The Daily News, founded in 1919, was the first US daily newspaper printed in tabloid format. Today it is the ninth most widely circulated paper in the country and is owned by tronc, the publishing division of Tribune Company. The newspaper focuses on New York City news and sports, with intense city news coverage, celebrity gossip, classified ads, comics and a sports section. It is known for its strong pro-American, anti-communist editorial stance and is often seen in contrast to the more conservative New York Post.

In its most prestigious days the paper could hold the city’s attention with a single headline, such as its 1975 screamer “Ford to City: Drop Dead.” But even when its circulation reached more than 200,000 in 1988, it was still considerably less than its peak of the mid-20th century. By 2013 it was still one of America’s top-selling newspapers, but its use of straight news with delayed time reference (DTR) had declined from a high of 53% in 1988 to just under 50% (Table 1, below).

DTR has been falling for many years, but the decline in newspaper revenue, and particularly advertising, has accelerated this trend. This has led to a focus on cost-cutting and the introduction of new digital business models such as subscriptions.

This has also resulted in changes to how the news is presented, with an increasing emphasis on delivering ‘breaking news’ and fewer softer feature stories. In addition, the rise of social media has made it increasingly difficult for traditional news outlets to distinguish themselves from competing content.

Podcasting has become an important part of the news landscape, allowing publishers to reach large, loyal audiences outside of traditional broadcast times and spaces. Among these, daily news podcasts are a key focus. These on-demand news briefings can build habit and loyalty for audiences, while building up a valuable subscriber base for news organisations pursuing subscription business models.

Looking across six countries, this report counted 102 active daily news podcasts as of April 2019 – up from just five shows in 2017. This increase is driven by increased publisher investment in audio generally and is not solely related to the coronavirus pandemic.
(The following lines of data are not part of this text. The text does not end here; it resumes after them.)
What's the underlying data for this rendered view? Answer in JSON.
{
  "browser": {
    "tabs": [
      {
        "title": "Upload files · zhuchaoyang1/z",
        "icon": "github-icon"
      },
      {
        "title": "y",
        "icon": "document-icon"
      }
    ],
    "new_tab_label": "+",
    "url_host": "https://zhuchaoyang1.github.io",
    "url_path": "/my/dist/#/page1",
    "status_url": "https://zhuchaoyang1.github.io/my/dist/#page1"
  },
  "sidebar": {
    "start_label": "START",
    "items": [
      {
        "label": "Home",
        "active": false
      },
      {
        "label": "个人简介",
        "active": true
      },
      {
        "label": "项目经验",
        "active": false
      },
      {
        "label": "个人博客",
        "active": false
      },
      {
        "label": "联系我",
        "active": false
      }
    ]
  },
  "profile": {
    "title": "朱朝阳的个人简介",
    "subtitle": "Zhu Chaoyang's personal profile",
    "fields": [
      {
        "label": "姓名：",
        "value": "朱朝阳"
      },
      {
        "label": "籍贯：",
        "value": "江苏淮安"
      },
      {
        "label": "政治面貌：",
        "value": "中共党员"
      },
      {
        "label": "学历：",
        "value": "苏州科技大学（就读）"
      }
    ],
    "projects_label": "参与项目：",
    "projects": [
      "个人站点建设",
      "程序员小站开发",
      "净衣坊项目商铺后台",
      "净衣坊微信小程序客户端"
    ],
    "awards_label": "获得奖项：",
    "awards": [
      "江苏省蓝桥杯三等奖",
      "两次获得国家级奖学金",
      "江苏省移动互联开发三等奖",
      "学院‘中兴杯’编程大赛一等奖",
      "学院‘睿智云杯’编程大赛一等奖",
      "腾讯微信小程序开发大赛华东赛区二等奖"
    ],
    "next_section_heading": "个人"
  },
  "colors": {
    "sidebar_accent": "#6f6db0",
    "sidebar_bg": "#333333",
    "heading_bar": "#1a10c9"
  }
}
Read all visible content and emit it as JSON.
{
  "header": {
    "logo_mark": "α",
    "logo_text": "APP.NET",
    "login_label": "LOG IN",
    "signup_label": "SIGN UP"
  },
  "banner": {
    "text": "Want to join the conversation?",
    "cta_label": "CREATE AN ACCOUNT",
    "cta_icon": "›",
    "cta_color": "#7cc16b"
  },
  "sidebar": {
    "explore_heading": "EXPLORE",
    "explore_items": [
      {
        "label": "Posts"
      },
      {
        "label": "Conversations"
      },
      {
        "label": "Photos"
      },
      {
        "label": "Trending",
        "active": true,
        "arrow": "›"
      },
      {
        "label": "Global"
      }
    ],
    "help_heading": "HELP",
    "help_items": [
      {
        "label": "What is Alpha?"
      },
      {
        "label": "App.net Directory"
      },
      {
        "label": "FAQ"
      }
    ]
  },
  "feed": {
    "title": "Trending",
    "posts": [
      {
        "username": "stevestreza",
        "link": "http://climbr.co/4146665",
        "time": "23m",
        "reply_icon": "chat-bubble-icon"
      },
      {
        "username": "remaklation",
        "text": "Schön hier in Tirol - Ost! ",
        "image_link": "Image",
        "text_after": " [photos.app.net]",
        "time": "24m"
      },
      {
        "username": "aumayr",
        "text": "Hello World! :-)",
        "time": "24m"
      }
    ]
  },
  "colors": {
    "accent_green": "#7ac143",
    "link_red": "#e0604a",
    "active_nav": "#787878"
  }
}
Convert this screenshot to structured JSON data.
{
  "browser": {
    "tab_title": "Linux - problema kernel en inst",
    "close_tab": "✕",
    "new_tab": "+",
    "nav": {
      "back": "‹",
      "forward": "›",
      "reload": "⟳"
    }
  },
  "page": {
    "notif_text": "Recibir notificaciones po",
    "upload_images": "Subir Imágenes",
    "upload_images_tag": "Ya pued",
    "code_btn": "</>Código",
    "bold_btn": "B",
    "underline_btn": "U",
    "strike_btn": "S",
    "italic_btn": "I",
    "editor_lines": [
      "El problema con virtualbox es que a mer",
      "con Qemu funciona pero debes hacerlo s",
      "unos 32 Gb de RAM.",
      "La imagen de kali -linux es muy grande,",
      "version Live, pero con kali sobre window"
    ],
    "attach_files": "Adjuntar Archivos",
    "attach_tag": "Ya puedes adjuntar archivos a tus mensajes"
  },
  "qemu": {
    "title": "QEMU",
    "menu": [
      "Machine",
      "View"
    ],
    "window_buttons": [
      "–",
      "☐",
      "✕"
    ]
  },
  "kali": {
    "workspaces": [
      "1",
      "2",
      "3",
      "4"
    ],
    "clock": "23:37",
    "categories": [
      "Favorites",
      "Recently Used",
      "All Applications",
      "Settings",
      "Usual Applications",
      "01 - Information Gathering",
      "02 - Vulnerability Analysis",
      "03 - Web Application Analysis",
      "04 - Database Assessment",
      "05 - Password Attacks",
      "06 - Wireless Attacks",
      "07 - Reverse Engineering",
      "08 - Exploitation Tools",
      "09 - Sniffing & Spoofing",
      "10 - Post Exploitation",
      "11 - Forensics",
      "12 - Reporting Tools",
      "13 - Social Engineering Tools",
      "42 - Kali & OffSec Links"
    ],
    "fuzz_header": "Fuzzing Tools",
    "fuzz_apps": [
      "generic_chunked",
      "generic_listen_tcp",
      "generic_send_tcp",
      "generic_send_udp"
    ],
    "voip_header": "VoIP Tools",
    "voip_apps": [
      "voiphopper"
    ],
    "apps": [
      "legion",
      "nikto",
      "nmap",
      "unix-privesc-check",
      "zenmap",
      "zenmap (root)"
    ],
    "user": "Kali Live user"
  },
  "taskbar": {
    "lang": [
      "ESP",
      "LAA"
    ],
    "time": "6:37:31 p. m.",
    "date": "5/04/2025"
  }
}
While the popularity of the format pioneered by The Daily – a deep-dive, 25 minute long show aimed at smart speakers and streaming apps – has increased globally, our interviews suggest that other types of daily news podcast are also attracting audiences.

For example, the FT News Briefing from the Financial Times is a weekly podcast with a consistent audience of hundreds of thousands of listeners each day, while The Guardian’s flagship daily show is attracting hundreds of thousands too. In Europe, both public broadcasters and commercial publishers are embracing the format.